Hmm, I actually have been pretty obsessed with understanding game design in the last 6-7 years, because I think game designers know much more about scaffolding and skill development than most learning designers. Video games are ferocious learning environments – the amount of knowledge and skill you need to develop to succeed in contemporary video games is staggering. Games have gotten much harder, and yet more people are playing them than ever. Most learning & development people are skilled in information delivery, but much less proficient in skill development. I sometimes talk about the Sports-and-Things-That-Can-Kill-You Conundrum – we understand in sports and music and things that can be life-threatening (pilots, doctors and drivers) that you can’t just *tell* people things. Nobody thinks you can just *explain* to somebody how to play the violin and they’ll be able to play, and nobody wants the helicopter pilot who just passed the written test and who’s never had any hands on practice. We forget this in less visible areas, which leads to things like two-day management training seminars. Being a good manager is not less complex than being a good pilot, but we don’t prioritize practice in the same way.
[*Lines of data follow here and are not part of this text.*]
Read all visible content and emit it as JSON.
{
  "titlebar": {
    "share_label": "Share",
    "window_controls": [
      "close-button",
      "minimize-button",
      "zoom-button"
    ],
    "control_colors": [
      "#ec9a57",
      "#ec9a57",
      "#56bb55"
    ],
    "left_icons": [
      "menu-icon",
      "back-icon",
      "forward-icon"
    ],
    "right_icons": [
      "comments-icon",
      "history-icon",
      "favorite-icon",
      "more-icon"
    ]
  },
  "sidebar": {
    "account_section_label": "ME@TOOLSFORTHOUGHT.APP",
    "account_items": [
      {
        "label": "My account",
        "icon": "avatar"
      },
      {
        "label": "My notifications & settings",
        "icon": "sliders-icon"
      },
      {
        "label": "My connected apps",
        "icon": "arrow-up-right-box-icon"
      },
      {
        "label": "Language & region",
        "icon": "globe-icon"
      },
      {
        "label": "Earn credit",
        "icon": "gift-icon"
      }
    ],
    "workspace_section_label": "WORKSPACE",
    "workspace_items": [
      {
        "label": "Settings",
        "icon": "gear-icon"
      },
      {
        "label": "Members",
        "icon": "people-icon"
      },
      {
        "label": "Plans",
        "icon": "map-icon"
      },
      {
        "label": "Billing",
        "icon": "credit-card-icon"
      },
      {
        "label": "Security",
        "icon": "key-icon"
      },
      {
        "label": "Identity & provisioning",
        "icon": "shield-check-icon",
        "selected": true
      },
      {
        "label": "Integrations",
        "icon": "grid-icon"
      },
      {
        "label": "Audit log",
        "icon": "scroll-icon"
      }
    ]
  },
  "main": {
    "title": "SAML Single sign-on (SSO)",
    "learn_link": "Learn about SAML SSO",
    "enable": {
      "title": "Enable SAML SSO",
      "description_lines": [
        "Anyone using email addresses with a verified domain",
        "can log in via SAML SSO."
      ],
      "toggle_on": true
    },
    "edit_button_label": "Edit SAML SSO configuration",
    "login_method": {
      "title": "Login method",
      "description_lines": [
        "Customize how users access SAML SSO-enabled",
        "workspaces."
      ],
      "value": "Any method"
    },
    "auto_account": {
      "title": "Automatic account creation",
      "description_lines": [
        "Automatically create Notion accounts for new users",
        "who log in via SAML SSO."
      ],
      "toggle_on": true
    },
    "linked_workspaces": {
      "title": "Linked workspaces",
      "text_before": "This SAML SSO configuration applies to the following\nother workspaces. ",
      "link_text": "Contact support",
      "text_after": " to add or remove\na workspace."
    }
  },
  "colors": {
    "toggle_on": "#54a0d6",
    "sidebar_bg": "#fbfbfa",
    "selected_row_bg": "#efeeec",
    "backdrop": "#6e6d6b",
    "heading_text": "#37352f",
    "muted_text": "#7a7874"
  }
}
Video games designers have a lot of knowledge about how to craft practice environments that gradually develop skills. I’d love to see more of that knowledge finding its way into learning environments.
What do you hope to accomplish by writing this?
Really to just help people be more confident and capable when they are designing learning experiences. I think most people eventually find themselves teaching something to someone, and a lot of the books about learning design are very academic and somewhat inaccessible to a general audience. One of my priorities for the book was that it eat its own dog food – if I advocate that people create learning experiences that use stories, examples, visuals and conversational language, then the book should model that.
This book has been out for a few years now. I always like to ask “Who is listening to your message?”
I’ve been really happy with how the book has been received, and the number of people who have told me that they are recommending the book to others. That was what I was really hoping for – that it would be the book that experienced people would recommend to people who are new to the field.
I’m not sure how many people are doing things differently based on the book, which is really more to the point than who is listening to the message. Some people have told me that after reading the book, they immediately redesigned their class or presentation, which is really gratifying.
I’ve gotten a lot of interest from tech sector folks. I think the tone and relative informality resonates with less traditional industries.
Looking back, is there anything you wish you had written but didn’t?
It’s interesting because I’d been planning the book for several years, but I was also incorporating new ideas that I was discovering right while I was writing it. I’d bump into a relevant idea and incorporate it into a chapter on the same day in one or two cases. My own practice of instructional design is constantly changing, and if I were going to write the book now, I’d definitely make some changes. I sometimes talk about how instructional design as a discipline has a lot of guidance around tasks like analysis or evaluation, but very little specific guidance around the actual design, so I’ve been working on what my own framework is for that. Maybe it’s time to start working on a second edition.
Do you have a website or some way for readers to contact you or get more information?